Founded in 1978 in Florence, Probios, based in Florence and now present in 43 markets worldwide, can be considered one of the pioneers of organic farming in Italy: it began producing without the use of pesticides even before the industry was regulated by a specific standard.
Nowadays, it has specialised in healthy free-from and protein-organic products, made from raw materials that are mainly Italian. Renato Calabrese, CEO of Probios and board member of Assobio, gives us an insight into the company’s strategies.
– This year you celebrate 45 years of activity. How can you assess your experience?
Probios was founded with the aim of making health-beneficial organic food available to a wider number of people. Over time, in order to pick up on new consumer trends to please consumers with specific dietary needs, we began to specialise in gluten-free, low-sugar, high-protein and, in general, clean-label foods with the minimum possible number of ingredients. We are now the main Italian player that is able to combine organic production with these health values.
– Which sales channels do you use to sell your products and how important is your presence abroad?
Probios products are sold via several channels. We naturally started out in specialised shops. Then we entered the pharmacy sector, because there was a growing demand for gluten-free products, which we already had in our catalogue. We are now also in the large-scale retail trade and online: we sell our products both via our e-shop and via various specialised food or generalist marketplaces, such as Amazon. About 15% of our turnover (in 2022 Probios reached 26.5 mln euro) comes from exports. Moreover, we are also in the catering business, not directly but through distributors.
– What do you think about the progressive expansion of the available sales channels?

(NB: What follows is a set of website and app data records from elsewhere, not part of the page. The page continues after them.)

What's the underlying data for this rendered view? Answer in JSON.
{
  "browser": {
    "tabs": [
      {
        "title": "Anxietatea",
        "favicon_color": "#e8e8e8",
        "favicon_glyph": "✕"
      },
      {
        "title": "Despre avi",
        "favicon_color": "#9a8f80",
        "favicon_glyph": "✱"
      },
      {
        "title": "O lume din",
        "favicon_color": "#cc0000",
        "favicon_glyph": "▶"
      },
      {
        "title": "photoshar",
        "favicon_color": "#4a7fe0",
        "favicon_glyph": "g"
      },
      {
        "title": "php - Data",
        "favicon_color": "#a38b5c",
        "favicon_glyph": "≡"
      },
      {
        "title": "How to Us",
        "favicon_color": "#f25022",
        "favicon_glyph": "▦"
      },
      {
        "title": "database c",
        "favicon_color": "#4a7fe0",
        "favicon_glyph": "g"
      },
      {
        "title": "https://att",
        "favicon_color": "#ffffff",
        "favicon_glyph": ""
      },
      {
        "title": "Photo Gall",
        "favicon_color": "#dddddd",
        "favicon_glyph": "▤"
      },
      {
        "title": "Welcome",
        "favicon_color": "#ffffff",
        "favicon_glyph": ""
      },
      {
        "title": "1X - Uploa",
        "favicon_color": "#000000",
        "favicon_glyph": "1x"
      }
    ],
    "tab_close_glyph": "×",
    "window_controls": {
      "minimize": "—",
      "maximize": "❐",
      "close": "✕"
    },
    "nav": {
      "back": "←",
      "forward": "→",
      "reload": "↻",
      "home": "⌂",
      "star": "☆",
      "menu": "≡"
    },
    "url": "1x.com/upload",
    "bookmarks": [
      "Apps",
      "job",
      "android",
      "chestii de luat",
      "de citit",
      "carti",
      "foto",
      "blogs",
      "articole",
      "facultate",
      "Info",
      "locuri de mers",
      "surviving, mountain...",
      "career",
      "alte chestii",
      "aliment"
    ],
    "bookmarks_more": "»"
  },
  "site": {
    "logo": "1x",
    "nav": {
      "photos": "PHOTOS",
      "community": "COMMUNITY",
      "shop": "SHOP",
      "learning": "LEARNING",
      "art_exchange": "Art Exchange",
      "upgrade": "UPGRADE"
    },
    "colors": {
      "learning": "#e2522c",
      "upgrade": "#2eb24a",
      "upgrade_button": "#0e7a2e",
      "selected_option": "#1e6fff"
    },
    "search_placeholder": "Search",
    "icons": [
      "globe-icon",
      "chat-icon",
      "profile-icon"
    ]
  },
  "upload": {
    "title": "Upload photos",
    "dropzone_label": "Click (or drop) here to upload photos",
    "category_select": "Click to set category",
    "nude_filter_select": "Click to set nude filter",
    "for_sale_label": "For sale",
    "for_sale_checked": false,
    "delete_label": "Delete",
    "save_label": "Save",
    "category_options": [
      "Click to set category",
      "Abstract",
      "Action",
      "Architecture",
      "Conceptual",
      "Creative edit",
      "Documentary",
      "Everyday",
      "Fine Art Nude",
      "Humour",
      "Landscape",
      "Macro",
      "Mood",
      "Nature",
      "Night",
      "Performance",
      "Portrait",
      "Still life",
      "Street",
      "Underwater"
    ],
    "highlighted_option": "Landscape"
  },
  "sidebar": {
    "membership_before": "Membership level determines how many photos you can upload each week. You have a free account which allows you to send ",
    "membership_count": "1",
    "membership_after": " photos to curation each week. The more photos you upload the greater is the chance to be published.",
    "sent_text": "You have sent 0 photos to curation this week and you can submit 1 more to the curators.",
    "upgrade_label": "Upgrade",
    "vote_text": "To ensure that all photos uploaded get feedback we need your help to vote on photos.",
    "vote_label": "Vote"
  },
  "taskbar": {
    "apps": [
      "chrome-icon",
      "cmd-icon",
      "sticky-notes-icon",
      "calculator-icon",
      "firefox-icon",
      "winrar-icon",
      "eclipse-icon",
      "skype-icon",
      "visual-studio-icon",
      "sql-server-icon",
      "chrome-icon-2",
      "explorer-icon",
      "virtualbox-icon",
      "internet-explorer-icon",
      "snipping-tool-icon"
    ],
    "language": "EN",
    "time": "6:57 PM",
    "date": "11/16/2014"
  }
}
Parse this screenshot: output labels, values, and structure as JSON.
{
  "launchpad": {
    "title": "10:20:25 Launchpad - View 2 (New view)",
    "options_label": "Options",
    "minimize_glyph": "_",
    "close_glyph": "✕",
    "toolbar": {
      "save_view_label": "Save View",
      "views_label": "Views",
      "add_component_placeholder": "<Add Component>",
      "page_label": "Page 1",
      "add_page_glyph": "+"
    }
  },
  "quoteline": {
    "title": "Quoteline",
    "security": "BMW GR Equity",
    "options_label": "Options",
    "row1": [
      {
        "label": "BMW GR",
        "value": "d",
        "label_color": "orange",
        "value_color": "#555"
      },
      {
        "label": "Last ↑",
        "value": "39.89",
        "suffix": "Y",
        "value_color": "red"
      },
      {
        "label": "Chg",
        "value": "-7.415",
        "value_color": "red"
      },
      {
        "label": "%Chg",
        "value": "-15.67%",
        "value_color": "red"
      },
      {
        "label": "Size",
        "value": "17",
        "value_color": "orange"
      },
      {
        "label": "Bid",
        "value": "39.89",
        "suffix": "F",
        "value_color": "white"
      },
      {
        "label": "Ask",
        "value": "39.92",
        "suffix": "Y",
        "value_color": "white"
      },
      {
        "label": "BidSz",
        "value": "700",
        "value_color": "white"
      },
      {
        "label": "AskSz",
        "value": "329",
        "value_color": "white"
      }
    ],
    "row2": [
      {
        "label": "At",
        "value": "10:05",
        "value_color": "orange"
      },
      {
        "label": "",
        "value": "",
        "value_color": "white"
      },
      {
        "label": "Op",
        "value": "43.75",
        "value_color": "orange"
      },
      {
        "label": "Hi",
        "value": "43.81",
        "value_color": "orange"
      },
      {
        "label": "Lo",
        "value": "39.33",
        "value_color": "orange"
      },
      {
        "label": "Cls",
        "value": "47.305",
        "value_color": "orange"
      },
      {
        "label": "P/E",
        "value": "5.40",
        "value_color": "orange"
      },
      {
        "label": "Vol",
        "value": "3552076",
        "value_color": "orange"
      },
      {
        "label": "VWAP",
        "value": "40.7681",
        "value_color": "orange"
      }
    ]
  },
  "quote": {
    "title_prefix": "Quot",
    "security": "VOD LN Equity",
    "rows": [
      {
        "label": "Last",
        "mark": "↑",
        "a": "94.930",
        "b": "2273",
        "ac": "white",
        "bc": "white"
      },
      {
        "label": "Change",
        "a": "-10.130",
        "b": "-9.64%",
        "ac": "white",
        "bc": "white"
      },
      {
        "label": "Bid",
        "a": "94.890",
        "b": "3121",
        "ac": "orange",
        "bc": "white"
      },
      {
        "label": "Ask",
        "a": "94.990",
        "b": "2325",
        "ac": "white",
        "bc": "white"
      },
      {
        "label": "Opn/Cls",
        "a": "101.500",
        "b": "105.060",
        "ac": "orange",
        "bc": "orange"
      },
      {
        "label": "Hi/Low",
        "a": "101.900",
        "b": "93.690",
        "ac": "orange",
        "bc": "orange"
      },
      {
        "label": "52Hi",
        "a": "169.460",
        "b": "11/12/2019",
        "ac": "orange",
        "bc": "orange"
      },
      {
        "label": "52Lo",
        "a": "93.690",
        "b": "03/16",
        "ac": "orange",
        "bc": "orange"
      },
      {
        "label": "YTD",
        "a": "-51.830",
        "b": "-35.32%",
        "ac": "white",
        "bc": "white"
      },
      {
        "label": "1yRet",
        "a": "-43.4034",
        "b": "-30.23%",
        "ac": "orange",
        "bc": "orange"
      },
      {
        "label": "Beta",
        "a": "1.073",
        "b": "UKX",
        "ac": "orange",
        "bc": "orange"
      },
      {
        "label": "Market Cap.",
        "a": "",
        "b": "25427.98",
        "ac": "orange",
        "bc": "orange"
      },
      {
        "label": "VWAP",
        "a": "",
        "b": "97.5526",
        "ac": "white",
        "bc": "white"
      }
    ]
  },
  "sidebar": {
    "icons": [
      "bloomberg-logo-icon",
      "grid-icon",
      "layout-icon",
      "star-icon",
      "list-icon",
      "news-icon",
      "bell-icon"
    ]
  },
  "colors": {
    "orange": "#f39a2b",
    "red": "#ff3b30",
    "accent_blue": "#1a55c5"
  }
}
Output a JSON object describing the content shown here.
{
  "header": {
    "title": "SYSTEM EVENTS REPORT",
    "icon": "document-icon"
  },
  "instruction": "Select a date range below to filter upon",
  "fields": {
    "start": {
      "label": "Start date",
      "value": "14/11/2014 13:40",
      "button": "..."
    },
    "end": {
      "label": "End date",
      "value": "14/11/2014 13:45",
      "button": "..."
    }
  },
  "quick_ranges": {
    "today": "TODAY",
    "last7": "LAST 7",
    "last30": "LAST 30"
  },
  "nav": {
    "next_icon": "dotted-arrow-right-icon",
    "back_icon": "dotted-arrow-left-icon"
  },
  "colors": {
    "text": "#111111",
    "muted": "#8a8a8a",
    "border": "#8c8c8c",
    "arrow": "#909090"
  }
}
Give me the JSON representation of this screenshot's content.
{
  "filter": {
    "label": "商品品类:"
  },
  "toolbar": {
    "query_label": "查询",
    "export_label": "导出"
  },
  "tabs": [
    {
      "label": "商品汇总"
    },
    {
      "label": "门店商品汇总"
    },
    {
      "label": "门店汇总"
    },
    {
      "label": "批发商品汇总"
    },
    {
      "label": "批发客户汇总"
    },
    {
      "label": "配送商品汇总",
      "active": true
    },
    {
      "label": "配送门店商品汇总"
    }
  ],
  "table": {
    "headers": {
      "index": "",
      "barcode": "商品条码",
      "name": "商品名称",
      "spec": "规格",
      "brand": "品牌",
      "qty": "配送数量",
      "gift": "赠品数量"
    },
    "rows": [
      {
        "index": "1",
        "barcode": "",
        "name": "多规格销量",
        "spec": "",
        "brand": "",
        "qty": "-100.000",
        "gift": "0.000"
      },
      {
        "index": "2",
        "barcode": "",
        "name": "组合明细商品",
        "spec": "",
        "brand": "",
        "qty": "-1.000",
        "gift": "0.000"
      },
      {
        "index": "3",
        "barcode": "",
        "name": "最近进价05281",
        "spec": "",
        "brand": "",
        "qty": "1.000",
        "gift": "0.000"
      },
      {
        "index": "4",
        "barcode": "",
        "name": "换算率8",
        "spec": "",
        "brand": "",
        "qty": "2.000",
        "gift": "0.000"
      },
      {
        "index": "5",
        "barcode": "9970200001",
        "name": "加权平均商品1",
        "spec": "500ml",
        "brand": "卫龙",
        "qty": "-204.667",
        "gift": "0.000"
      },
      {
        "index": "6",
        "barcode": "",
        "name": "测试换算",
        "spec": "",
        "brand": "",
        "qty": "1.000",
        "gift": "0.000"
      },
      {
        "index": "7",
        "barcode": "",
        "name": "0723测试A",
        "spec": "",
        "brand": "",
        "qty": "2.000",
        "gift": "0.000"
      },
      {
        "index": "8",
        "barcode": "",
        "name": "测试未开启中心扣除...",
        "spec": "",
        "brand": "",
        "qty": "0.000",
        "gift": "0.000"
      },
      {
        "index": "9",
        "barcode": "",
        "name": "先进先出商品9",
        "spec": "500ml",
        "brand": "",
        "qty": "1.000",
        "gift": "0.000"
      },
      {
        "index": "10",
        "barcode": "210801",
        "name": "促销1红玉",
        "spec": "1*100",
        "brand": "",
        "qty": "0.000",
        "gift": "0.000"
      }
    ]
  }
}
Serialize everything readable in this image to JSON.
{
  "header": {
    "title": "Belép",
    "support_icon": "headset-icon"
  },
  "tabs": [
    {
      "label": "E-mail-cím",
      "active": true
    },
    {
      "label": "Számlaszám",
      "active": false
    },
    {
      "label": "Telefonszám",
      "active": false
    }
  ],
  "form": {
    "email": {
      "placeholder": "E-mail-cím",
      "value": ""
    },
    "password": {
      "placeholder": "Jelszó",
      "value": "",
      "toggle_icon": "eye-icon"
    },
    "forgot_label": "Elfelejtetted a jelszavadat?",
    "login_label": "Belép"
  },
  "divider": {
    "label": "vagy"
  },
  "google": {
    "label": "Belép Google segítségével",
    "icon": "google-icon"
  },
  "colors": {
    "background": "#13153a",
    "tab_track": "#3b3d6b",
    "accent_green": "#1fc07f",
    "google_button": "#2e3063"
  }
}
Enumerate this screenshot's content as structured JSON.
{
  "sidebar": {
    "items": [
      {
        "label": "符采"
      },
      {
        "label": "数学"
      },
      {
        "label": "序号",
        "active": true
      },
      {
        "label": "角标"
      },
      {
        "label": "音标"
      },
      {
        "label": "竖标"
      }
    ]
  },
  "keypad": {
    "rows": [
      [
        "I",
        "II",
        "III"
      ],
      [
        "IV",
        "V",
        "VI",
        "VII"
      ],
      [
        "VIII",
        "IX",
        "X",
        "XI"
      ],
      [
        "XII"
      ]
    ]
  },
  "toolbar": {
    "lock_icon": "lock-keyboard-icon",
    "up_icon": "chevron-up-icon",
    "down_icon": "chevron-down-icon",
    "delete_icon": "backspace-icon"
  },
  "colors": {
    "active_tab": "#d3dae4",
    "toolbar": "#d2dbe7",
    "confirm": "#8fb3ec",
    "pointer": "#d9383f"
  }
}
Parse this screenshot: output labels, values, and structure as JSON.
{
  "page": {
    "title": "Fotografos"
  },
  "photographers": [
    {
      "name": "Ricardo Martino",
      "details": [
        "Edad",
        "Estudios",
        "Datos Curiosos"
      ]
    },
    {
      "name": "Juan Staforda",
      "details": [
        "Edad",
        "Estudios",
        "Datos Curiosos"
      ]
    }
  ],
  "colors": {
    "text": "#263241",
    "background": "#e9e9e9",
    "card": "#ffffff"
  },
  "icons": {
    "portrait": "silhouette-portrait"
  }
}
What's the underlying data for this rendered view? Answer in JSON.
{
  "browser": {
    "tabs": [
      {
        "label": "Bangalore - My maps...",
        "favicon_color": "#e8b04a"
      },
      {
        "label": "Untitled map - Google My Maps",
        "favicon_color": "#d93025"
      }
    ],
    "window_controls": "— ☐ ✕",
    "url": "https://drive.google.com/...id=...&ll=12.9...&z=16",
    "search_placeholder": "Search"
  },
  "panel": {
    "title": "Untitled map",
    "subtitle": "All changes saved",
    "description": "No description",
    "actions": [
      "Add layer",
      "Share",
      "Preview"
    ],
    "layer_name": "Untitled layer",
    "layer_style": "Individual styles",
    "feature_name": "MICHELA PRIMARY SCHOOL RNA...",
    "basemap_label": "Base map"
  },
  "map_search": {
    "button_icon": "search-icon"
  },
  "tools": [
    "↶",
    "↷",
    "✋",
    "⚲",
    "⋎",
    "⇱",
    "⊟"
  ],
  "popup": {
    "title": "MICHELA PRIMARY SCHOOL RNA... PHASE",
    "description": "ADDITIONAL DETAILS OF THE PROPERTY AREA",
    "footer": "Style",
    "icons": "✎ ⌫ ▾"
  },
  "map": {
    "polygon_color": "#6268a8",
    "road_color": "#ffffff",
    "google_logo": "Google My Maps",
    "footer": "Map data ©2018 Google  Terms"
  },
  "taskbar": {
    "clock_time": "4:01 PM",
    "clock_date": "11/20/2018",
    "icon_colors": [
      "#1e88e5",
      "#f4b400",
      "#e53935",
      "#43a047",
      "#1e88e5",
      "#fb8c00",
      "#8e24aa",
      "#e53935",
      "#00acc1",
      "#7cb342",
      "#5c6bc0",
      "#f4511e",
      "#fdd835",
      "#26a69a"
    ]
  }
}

The democratisation process of organic food is natural. We have experienced it from the beginning, when products were only sold in specialised shops for a limited audience. These days, fortunately, organic is the prerogative of many families, who may also consume organic, but not exclusively.
– The Positive Food label was recently launched. Do you think it is applicable to organic products?
Personally, I am strongly in favour of operations that make the consumer’s choices clearer, but it is important to understand how these operations are carried out. There is already a distinction, even regulatory, between what comes from organic raw materials and what is conventional. On the other hand, today it is quite common to refer to conventional raw materials with claims such as “zero waste”, “from sustainable agriculture” or others. These are claims that can be confusing. This kind of operations must bear in mind the difference between organic and conventional, otherwise it risks increasing confusion.